Read more about Semilore's thoughts and journey in her Students in the Spotlight feature. "Students in the Spotlight" is a conversation series with members of the SofC Student Academy and Urban Leadership Fellowship program.


Sydney Narciso Wilson

Sydney Narciso Wilson*, (UTSG) Undergrad – Bachelor of Arts in History, Human Geography & Peace, Conflict and Justice
Project : Catcalling is Not a Micro-Aggression: Exploring Women's Experience of Space in Toronto

Sydney is an undergraduate student double majoring in History and Peace, Conflict & Justice and minoring in Human Geography. A lifelong Torontonian she has divided her time between research, activism and community development work. She is particularly interested in gender analysis and intersectional feminism. As part of the Trinity College Research Program she is in the final stages of a major research project assessing government policies effect on the health of Indigenous sex workers, who are overrepresented in the sex industry at a rate of up to ten times their percentage of the general population. Previously, she spent three months in New Zealand as a Queen Elizabeth Scholar conducting research on colonial educations impact on gender roles in Maori communities.

Read more about Sydney's motivation and activism in her Q&A with SofC: "Take this opportunity to get back to the roots of pride" - Student Fellow & activist shares a message of inspiration in chaotic times.


Tania Kengatharan, (UTSG) Undergrad - Bachelor of Arts in Equity Studies, English, and Sociology
Project : Project Title: Art Circle Workshop Series

Tania is a fourth-year undergraduate student with a passion for examining the relationship between politics, resistance and art. Through her educational journey and lived experience, Tania aspires to create safe spaces for healing, solidarity and empowerment of marginalized communities.

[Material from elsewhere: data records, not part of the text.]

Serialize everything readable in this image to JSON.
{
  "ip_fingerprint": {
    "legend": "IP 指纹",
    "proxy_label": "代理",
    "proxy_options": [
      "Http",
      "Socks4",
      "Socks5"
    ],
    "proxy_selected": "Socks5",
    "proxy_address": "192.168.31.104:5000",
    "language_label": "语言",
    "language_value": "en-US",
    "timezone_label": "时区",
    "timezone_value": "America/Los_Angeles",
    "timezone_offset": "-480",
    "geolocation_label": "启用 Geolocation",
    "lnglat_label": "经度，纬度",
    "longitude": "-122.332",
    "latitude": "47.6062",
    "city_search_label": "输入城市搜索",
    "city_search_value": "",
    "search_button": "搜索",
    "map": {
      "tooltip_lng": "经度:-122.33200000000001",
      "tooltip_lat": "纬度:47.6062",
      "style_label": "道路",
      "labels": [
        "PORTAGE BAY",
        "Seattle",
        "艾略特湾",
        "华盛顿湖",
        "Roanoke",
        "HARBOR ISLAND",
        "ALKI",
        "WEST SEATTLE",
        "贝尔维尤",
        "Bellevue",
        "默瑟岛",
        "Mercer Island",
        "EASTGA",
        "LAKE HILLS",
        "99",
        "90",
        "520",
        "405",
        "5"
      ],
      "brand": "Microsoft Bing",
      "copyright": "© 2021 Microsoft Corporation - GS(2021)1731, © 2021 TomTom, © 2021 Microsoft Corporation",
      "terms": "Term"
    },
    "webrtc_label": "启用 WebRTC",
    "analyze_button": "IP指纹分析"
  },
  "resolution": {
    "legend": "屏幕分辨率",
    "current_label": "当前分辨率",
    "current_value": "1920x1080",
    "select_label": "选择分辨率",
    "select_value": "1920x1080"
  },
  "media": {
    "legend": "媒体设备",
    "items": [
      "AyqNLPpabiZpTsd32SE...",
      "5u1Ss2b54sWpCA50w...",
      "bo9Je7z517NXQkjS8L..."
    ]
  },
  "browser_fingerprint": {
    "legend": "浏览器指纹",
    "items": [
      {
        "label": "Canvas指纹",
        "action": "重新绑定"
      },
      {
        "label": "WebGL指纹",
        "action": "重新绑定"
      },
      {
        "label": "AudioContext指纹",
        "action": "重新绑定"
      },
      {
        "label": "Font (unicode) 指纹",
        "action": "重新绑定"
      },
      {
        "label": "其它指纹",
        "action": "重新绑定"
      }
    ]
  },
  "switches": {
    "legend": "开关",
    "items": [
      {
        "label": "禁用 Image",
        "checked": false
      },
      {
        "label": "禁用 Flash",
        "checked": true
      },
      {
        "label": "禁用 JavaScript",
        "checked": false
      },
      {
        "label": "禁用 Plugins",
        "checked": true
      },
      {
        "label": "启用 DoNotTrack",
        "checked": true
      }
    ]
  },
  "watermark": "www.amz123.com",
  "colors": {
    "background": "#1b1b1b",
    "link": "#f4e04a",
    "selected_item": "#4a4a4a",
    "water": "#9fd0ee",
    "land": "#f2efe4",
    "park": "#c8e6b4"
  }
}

Her work explores the use of art as a space to process trauma, which often exists at the intersections of identity. 


Thomas standing against a colorful wall

Thomas Siddall, (UTSG) Undergrad - Bachelor of Arts in International Relations and Contemporary Asian Studies
Project : New Ground: Technologies of Queer Respacialization Against Gentrification

Thomas Siddall (they/them) is a third-year undergraduate studying International Relations and Contemporary Asian Studies. They have served as the Victoria College Director on the University of Toronto Students' Union and as a member of the Victoria University Senate -  a reflection of their dedication towards community activism and equity seeking work. In the summer of 2018, Thomas worked with the Ontario Ministry of Citizenship and Immigration (now Ministry of Children, Community and Social Service) where they focused on northern and rural immigration issues. During that time, they produced part of the policy framework that was developed into the federal Northern and Rural Immigration pilot program. In 2019, they worked with the Beijing LGBT Center as part of a research project on gentrification of the Dashanzi area; this work is set to be published by In:cite Journal in late spring 2020.

Learn more about Thomas' thoughts and journey in PDF icontheir Students in the Spotlight feature. "Students in the Spotlight" is a conversation series with members of the SofC Student Academy and Urban Leadership Fellowship program.


Victoria McCutcheon

Victoria McCutcheon, (UTSG) Undergrad - Bachelor of Arts in Sociology
Project : Meet the Neighbours

Victoria is a 2nd Year undergraduate student studying Sociology and Urban Studies. Throughout high school she was involved with the Mayor’s Youth Action Committee of Halton Hills, helping to advocate for change and advise community leaders on youth engagement initiatives. In the winter of 2013, she began an initiative with her mother known as “Elves on a Mission,” working to provide warm coats and blankets to Toronto’s homeless during the Christmas season. Currently, Victoria contributes to the U of T’s community through her involvement with ‘StrengthIN,’ an on-campus group that works to eliminate the stigma surrounding mental health and better prepare high school students for the stress of university through a variety of interactive workshops. With her MHFA and SafeTALK certification, Victoria hopes to bring both her background in mental health and her small-town perspective to her work within the School of Cities.